DATASET ENTRIES: Begin

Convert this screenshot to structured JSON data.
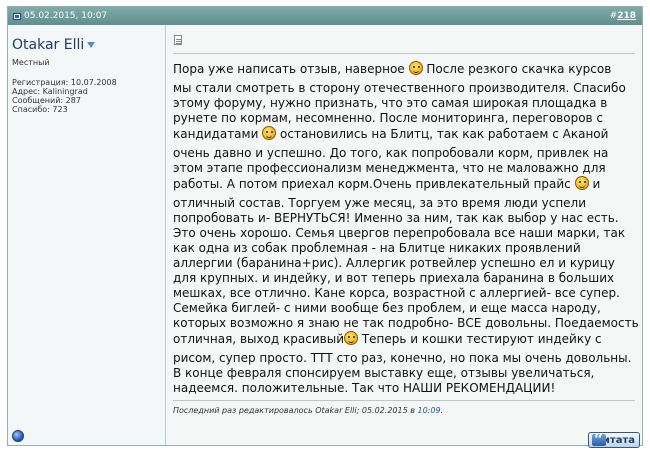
{
  "post": {
    "date": "05.02.2015, 10:07",
    "number_prefix": "#",
    "number": "218"
  },
  "user": {
    "name": "Otakar Elli",
    "title": "Местный",
    "registration": "Регистрация: 10.07.2008",
    "address": "Адрес: Kaliningrad",
    "messages": "Сообщений: 287",
    "thanks": "Спасибо: 723"
  },
  "body": {
    "l1a": "Пора уже написать отзыв, наверное",
    "l1b": "После резкого скачка курсов",
    "l2": "мы стали смотреть в сторону отечественного производителя. Спасибо",
    "l3": "этому форуму, нужно признать, что это самая широкая площадка в",
    "l4": "рунете по кормам, несомненно. После мониторинга, переговоров с",
    "l5a": "кандидатами",
    "l5b": "остановились на Блитц, так как работаем с Аканой",
    "l6": "очень давно и успешно. До того, как попробовали корм, привлек на",
    "l7": "этом этапе профессионализм менеджмента, что не маловажно для",
    "l8a": "работы. А потом приехал корм.Очень привлекательный прайс",
    "l8b": "и",
    "l9": "отличный состав. Торгуем уже месяц, за это время люди успели",
    "l10": "попробовать и- ВЕРНУТЬСЯ! Именно за ним, так как выбор у нас есть.",
    "l11": "Это очень хорошо. Семья цвергов перепробовала все наши марки, так",
    "l12": "как одна из собак проблемная - на Блитце никаких проявлений",
    "l13": "аллергии (баранина+рис). Аллергик ротвейлер успешно ел и курицу",
    "l14": "для крупных. и индейку, и вот теперь приехала баранина в больших",
    "l15": "мешках, все отлично. Кане корса, возрастной с аллергией- все супер.",
    "l16": "Семейка биглей- с ними вообще без проблем, и еще масса народу,",
    "l17": "которых возможно я знаю не так подробно- ВСЕ довольны. Поедаемость",
    "l18a": "отличная, выход красивый",
    "l18b": "Теперь и кошки тестируют индейку с",
    "l19": "рисом, супер просто. ТТТ сто раз, конечно, но пока мы очень довольны.",
    "l20": "В конце февраля спонсируем выставку еще, отзывы увеличаться,",
    "l21": "надеемся. положительные. Так что НАШИ РЕКОМЕНДАЦИИ!"
  },
  "edit": {
    "prefix": "Последний раз редактировалось Otakar Elli; 05.02.2015 в",
    "time": "10:09",
    "suffix": "."
  },
  "quote_button": {
    "label": "Цитата"
  },
  "icons": {
    "post_status": "old-post-icon",
    "user_menu": "chevron-down-icon",
    "post_doc": "document-icon",
    "smiley": "smiley-icon",
    "online_status": "offline-status-icon",
    "quote": "quote-icon"
  },
  "colors": {
    "header": "#6f9c9c",
    "username": "#22396b",
    "link": "#2a56a8"
  }
}
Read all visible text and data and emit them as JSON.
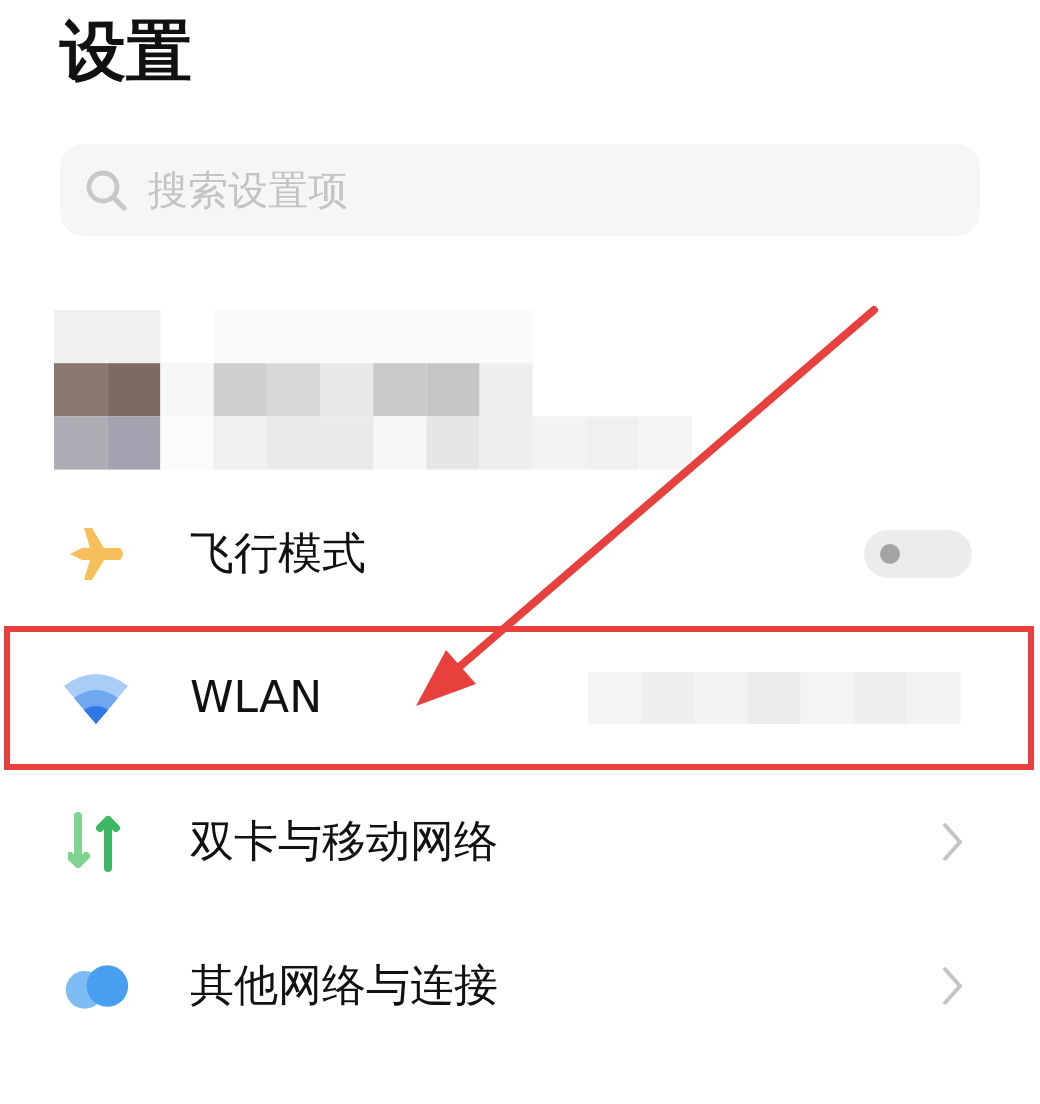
{
  "title": "设置",
  "search": {
    "placeholder": "搜索设置项"
  },
  "items": [
    {
      "kind": "toggle",
      "label": "飞行模式",
      "on": false,
      "highlighted": false
    },
    {
      "kind": "value",
      "label": "WLAN",
      "highlighted": true
    },
    {
      "kind": "link",
      "label": "双卡与移动网络",
      "highlighted": false
    },
    {
      "kind": "link",
      "label": "其他网络与连接",
      "highlighted": false
    }
  ]
}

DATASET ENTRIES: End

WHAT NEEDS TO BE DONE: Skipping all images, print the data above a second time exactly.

TASK RESULT:
Convert this screenshot to structured JSON data.
{
  "post": {
    "date": "05.02.2015, 10:07",
    "number_prefix": "#",
    "number": "218"
  },
  "user": {
    "name": "Otakar Elli",
    "title": "Местный",
    "registration": "Регистрация: 10.07.2008",
    "address": "Адрес: Kaliningrad",
    "messages": "Сообщений: 287",
    "thanks": "Спасибо: 723"
  },
  "body": {
    "l1a": "Пора уже написать отзыв, наверное",
    "l1b": "После резкого скачка курсов",
    "l2": "мы стали смотреть в сторону отечественного производителя. Спасибо",
    "l3": "этому форуму, нужно признать, что это самая широкая площадка в",
    "l4": "рунете по кормам, несомненно. После мониторинга, переговоров с",
    "l5a": "кандидатами",
    "l5b": "остановились на Блитц, так как работаем с Аканой",
    "l6": "очень давно и успешно. До того, как попробовали корм, привлек на",
    "l7": "этом этапе профессионализм менеджмента, что не маловажно для",
    "l8a": "работы. А потом приехал корм.Очень привлекательный прайс",
    "l8b": "и",
    "l9": "отличный состав. Торгуем уже месяц, за это время люди успели",
    "l10": "попробовать и- ВЕРНУТЬСЯ! Именно за ним, так как выбор у нас есть.",
    "l11": "Это очень хорошо. Семья цвергов перепробовала все наши марки, так",
    "l12": "как одна из собак проблемная - на Блитце никаких проявлений",
    "l13": "аллергии (баранина+рис). Аллергик ротвейлер успешно ел и курицу",
    "l14": "для крупных. и индейку, и вот теперь приехала баранина в больших",
    "l15": "мешках, все отлично. Кане корса, возрастной с аллергией- все супер.",
    "l16": "Семейка биглей- с ними вообще без проблем, и еще масса народу,",
    "l17": "которых возможно я знаю не так подробно- ВСЕ довольны. Поедаемость",
    "l18a": "отличная, выход красивый",
    "l18b": "Теперь и кошки тестируют индейку с",
    "l19": "рисом, супер просто. ТТТ сто раз, конечно, но пока мы очень довольны.",
    "l20": "В конце февраля спонсируем выставку еще, отзывы увеличаться,",
    "l21": "надеемся. положительные. Так что НАШИ РЕКОМЕНДАЦИИ!"
  },
  "edit": {
    "prefix": "Последний раз редактировалось Otakar Elli; 05.02.2015 в",
    "time": "10:09",
    "suffix": "."
  },
  "quote_button": {
    "label": "Цитата"
  },
  "icons": {
    "post_status": "old-post-icon",
    "user_menu": "chevron-down-icon",
    "post_doc": "document-icon",
    "smiley": "smiley-icon",
    "online_status": "offline-status-icon",
    "quote": "quote-icon"
  },
  "colors": {
    "header": "#6f9c9c",
    "username": "#22396b",
    "link": "#2a56a8"
  }
}
Read all visible text and data and emit them as JSON.
{
  "title": "设置",
  "search": {
    "placeholder": "搜索设置项"
  },
  "items": [
    {
      "kind": "toggle",
      "label": "飞行模式",
      "on": false,
      "highlighted": false
    },
    {
      "kind": "value",
      "label": "WLAN",
      "highlighted": true
    },
    {
      "kind": "link",
      "label": "双卡与移动网络",
      "highlighted": false
    },
    {
      "kind": "link",
      "label": "其他网络与连接",
      "highlighted": false
    }
  ]
}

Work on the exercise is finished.